I don’t remember what my mother and I did, but someone would have taken us home after the service. My dad had already left for the house–to put aside his Sunday clothes, get into fire-fighting gear, start his Forest Service pickup, and head out toward the crisis. He could anticipate a half-hour drive, maybe more, and unfortunately, he also knew what to expect when he reached his destination.

We didn’t see my father for several days. When he came home, the smell of wood smoke came in with him. 

We surmised that no one was hurt, that the fire had been dealt with. When he told us about it, my dad was characteristically brief, but I remember sensing his desperation in the face of a deteriorating situation. That detail of his story has stayed with me. Somehow he conveyed to us in a few syllables, no more than a sentence or two, that everything was spinning out of control. Things were beyond desperation.

What he did was pray, and that was the moment things changed. 

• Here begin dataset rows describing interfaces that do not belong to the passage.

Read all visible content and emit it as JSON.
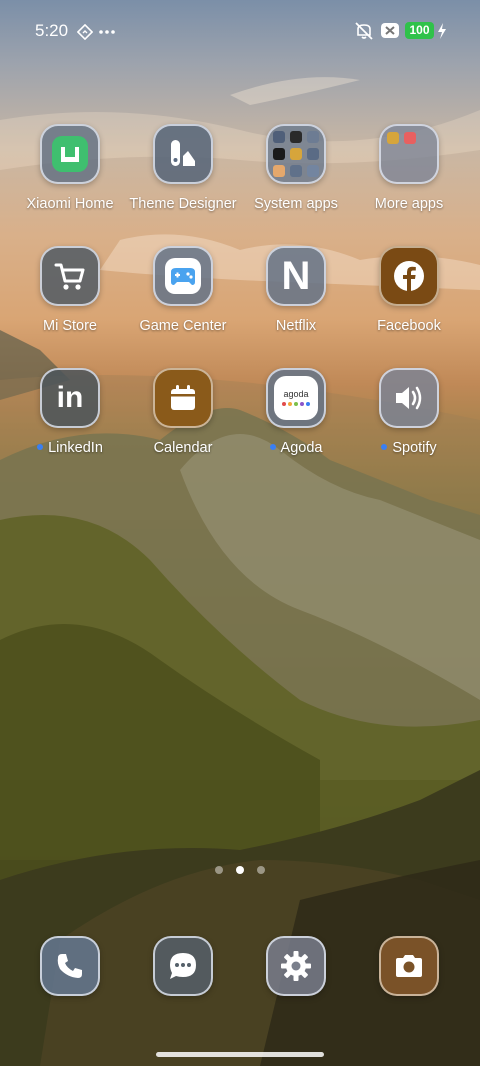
{
  "status_bar": {
    "time": "5:20",
    "battery": "100",
    "icons": [
      "nav-diamond-icon",
      "more-dots-icon",
      "mute-icon",
      "no-sim-icon",
      "battery-icon",
      "charging-icon"
    ]
  },
  "apps": [
    {
      "label": "Xiaomi Home",
      "icon": "xiaomi-home-icon",
      "dot": false
    },
    {
      "label": "Theme Designer",
      "icon": "theme-designer-icon",
      "dot": false
    },
    {
      "label": "System apps",
      "icon": "folder-icon",
      "dot": false
    },
    {
      "label": "More apps",
      "icon": "folder-icon",
      "dot": false
    },
    {
      "label": "Mi Store",
      "icon": "cart-icon",
      "dot": false
    },
    {
      "label": "Game Center",
      "icon": "gamepad-icon",
      "dot": false
    },
    {
      "label": "Netflix",
      "icon": "netflix-n-icon",
      "dot": false
    },
    {
      "label": "Facebook",
      "icon": "facebook-f-icon",
      "dot": false
    },
    {
      "label": "LinkedIn",
      "icon": "linkedin-in-icon",
      "dot": true
    },
    {
      "label": "Calendar",
      "icon": "calendar-icon",
      "dot": false
    },
    {
      "label": "Agoda",
      "icon": "agoda-icon",
      "dot": true
    },
    {
      "label": "Spotify",
      "icon": "speaker-icon",
      "dot": true
    }
  ],
  "agoda_logo_text": "agoda",
  "netflix_letter": "N",
  "linkedin_text": "in",
  "page_indicator": {
    "pages": 3,
    "active": 2
  },
  "dock": [
    {
      "name": "phone",
      "icon": "phone-icon"
    },
    {
      "name": "messages",
      "icon": "message-icon"
    },
    {
      "name": "settings",
      "icon": "gear-icon"
    },
    {
      "name": "camera",
      "icon": "camera-icon"
    }
  ],
  "colors": {
    "notification_dot": "#3a7ff3",
    "battery_green": "#2fc24a",
    "xiaomi_green": "#3fbf6f",
    "facebook_brown": "#7a4a14",
    "calendar_brown": "#8a5a1a",
    "camera_brown": "#7a5228"
  }
}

Perhaps my dad’s succinctness gave the account more weight. The drama and seriousness of the situation were already clear to me. That persistent telephone might still have been jangling in my ears, and the smell of wood smoke engaged my mother and me on yet another level. But the inescapable takeaway was my dad’s conviction that the Lord had answered him when he prayed. From that moment, the crisis began to abate, he insisted.

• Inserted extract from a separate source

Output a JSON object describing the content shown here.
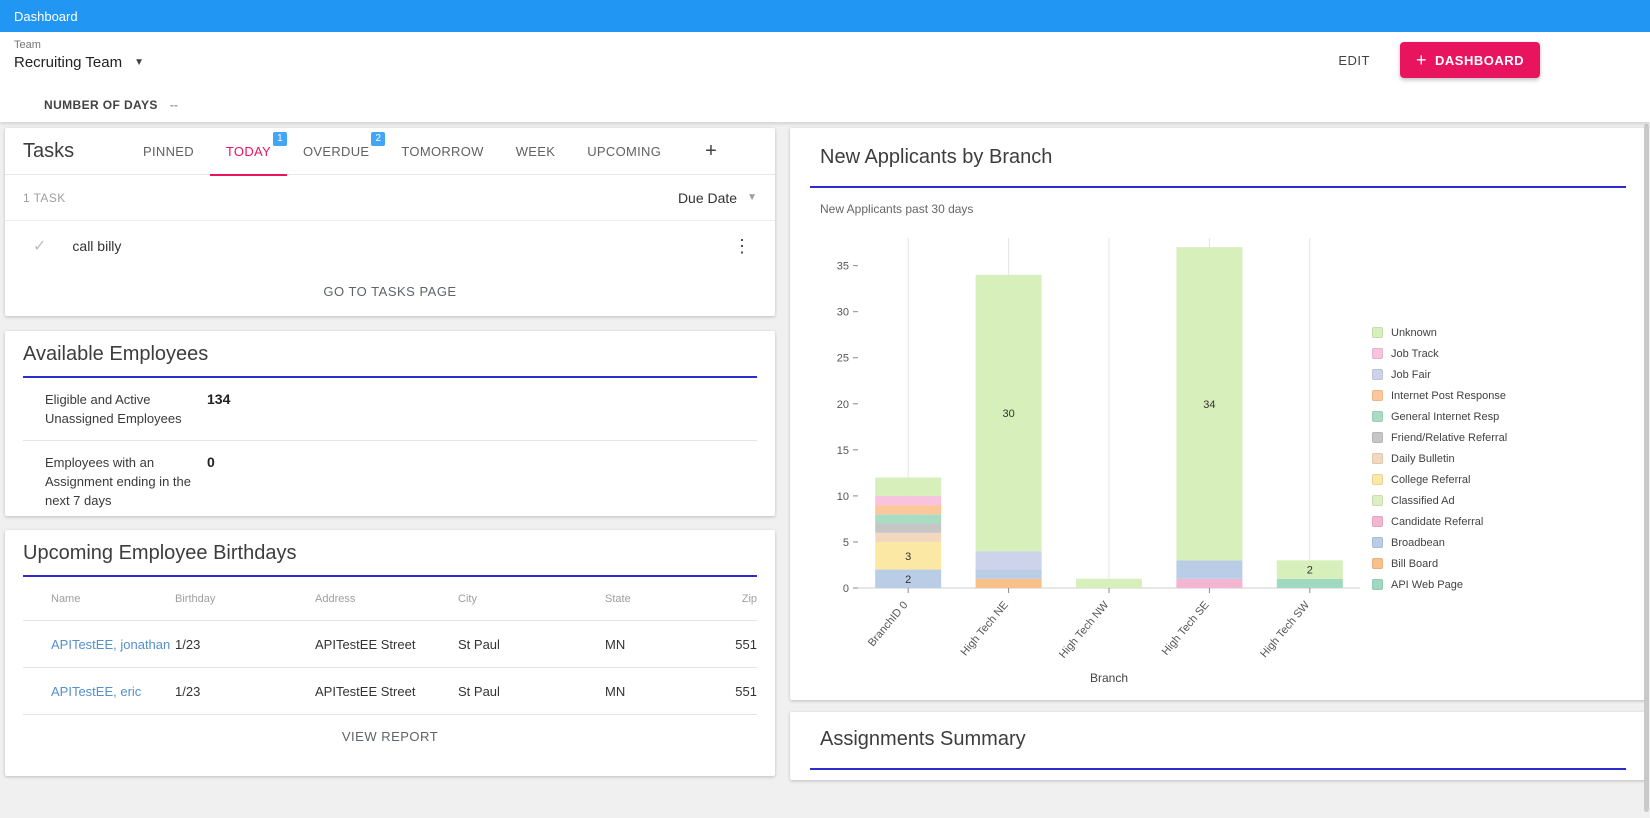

I never knew exactly how it happened. Did rain come? Did the wind die down? Did his men suddenly think of more effective ways to battle the fire? I don’t know. What I’m sure of even now is that when he described the moment, my father was absolute. The Lord had answered, he had helped him. 

To be present, to hear this story and the outcome still seems to me a kind of gift, a sense of that firm foundation the old hymn celebrates.

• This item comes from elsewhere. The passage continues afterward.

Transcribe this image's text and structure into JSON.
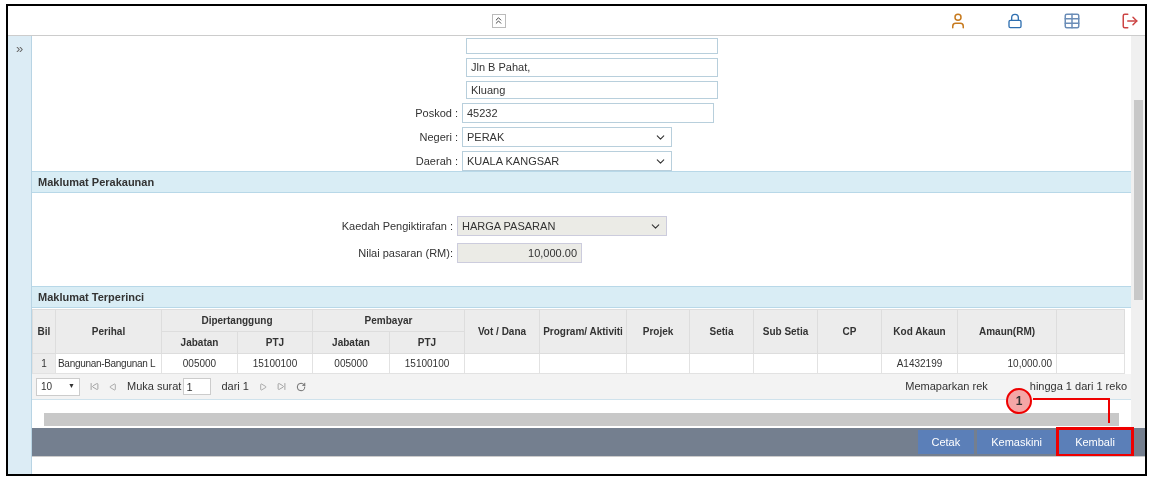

When he was fighting the fire, did my father think about King David and his moments of desperation? Perhaps. In fact, King David would add to the Psalter more high praise for deliverance in trouble, more celebration of the Lord, than anyone else, and David wasn’t a man of few words! Often the “sweet singer of Israel” cried out to the LORD: “Hear my cry, O God; / Attend to my prayer. / From the ends of the earth I will cry to you, / When my heart is overwhelmed; / Lead me to the rock that is higher than I. / For you have been a shelter for me, / A strong tower from the enemy. / I will abide in your tabernacle forever; / I will trust in the shadow of your wings / For you, O God, have heard my vows. / You have given me the heritage of those who fear your name” (Ps 61: 1-5 NKJV and below). Again, “In God is my salvation and my glory; The rock of my strength, / And my refuge is in God. / Trust in him at all times, O people; Pour out your heart before him; God is a refuge for us” (Ps 62: 7-7). My dad didn’t say anything about David–or Isaiah, but maybe he remembered these words: “Fear not, for I have redeemed you; / I have called you by your name; / You are mine. / When you pass through the waters, I will be with you; / And through the rivers, they shall not overflow you. / When you walk through the fire, / you shall not be burned. / Nor shall the flame scorch you. / For I am the LORD your God, / The Holy One of Israel your Savior” (Isa 43:1b-3a).